5.6 Stability test and controller setting with the frequency response of theopen control loop As illustrated in ﬁgure 5-23, the control loop will be opened and excitedwith as the input variable of the controller. In the settled condition the out-put variable of the controlled system will be xa(t) = Xa · cos(ωt + ϕ) . xa = −GS · GR · xe = −G0(jω) · xe = −|G0(jω)| · ejϕ0(ω) · xe and considering ejπ(2n+1) = −1 ϕ = ϕ0(ω) + (2n + 1)π . This makes the amplitude and phase relation of the output variabledependent on the frequency of the input variable. This frequency willnow be selected such that the phase angle becomes ϕ = 0 or a wholenumber multiple of 2π . The following applies for the frequency ω =ωπ selected in this manner: ϕ0(ωπ ) = −(2n + 1)π . Controller setting and stability of control loops The amplitude of the output variable can now be larger than, equal toor smaller than that of the input variable. If it should (accidentally) beequal to the amplitude of the input variable, then xe(t) = xa(t) and we can, with the switch represented in ﬁgure5-23, connect the output variable of the controlled system to the inputof the controller without changing the variables themselves. Followingthe changeover, we end up with a closed control loop which carries outcontinuous oscillations and is therefore at the limit of stability.
If for the previously deﬁned frequency ωπ was the controller would, after changing the switch in ﬁgure 5-23, receive alarger input variable than before. This larger input variable (in additionto the switch-on procedure) would lead to a larger output variable of thecontrolled system which, as the input variable of the controller, wouldlead to further increase of the output variable. Such a closed controlloop which carries out increasing oscillations is called unstable.
If, in the opposite case, with ω = ωπ , because of then, following the changeover of the switch, the controller would re-ceive a smaller input variable than before, and the oscillation initiated 5.6 Stability test and controller setting with the frequency response of theopen control loop by the external signal would vanish and the closed control loop wouldbe stable.

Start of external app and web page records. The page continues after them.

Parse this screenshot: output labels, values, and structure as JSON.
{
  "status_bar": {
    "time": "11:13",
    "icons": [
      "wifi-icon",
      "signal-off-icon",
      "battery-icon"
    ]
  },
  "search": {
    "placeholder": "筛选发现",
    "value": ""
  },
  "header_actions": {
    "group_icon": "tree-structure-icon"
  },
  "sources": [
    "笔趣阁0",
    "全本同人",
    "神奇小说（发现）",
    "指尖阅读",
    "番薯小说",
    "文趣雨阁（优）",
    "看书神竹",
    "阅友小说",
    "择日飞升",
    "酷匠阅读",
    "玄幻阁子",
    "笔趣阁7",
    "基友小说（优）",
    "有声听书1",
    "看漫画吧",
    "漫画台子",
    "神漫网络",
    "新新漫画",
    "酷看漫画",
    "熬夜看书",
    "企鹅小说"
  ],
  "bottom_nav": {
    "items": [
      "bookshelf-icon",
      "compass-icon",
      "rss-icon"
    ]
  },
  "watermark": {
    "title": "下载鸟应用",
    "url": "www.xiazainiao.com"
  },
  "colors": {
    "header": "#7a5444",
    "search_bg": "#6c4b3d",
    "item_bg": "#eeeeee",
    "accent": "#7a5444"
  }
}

From the results of these considerations we can conclude that a closedcontrol loop is stable if the amplitude of the open control loop’s fre-quency response with a frequency (or frequencies) ωπ is less than one;in which case ωπ is determined by the fact that for this frequency orthese frequencies the phase angle of the frequency response of the opencontrol loop ϕ0(ωπ ) = −(2n + 1. This can be converted to a rulewhich states that the Nyquist plot of G0(jω) may only intersect thenegative real axis to the right of point 1.
Unfortunately, this train of thought can lead to wrong conclusions ina few cases. One of these cases is illustrated in ﬁgure 5-22 where, forKR = 120, the Nyquist plot of G0 intersects the real axis, among others,at 1, 8 but the associated closed control loop is stable.
Contrary to the algebraic criteria, the Nyquist criterion applies with-out any limitation to control loops with delay elements. The (relativelyexpensive) proof will not be given here.
Gain and phase margins
From the Nyquist plot of the open control loop in the vicinity of thecritical point 1 we can obtain information regarding the quality of theclosed control loop’s stability. It is clear that control loops, for whichthe Nyquist plot of the open control loop runs very close to the criticalpoint (but still intersects the negative real axis at values > −1), are closeto the limit of stability. Such control loops appear to be poorly dampedand can, as a result of minor changes in the dynamic behaviour of theirelements, become unstable.
Contrary to this, control loops whose Nyquist plots of the open loopfrequency response run at a great distance from the critical point aremostly very sluggish because this shape of the Nyquist plot is achievede.g. by very small controller gains. Between the sketched extremes liesa central, technically usable area which will be deﬁned by design rules.
The distance of the Nyquist plot from the critical point will be describedby means of the so-called gain margin AR and the phase margin αR; seeﬁgure 5-24.
Controller setting and stability of control loops The gain margin is the factor by which the static gain of the open controlloop must be multiplied so that the associated closed control loop is atthe limit of stability.
ϕ0(ωπ ) = −(2n + 1)π . The gain margin is also called amplitude margin or amplitude distance.
The phase margin is the angle which a phasor drawn to the point wherethe Nyquist plot intersects a circle with a radius of one forms with thenegative real axis αR = ϕ0(ωd) − ϕ0(ωπ ) If the Nyquist plot intersects the real axis several times, the least gainmargin or the least phase margin is the crucial factor.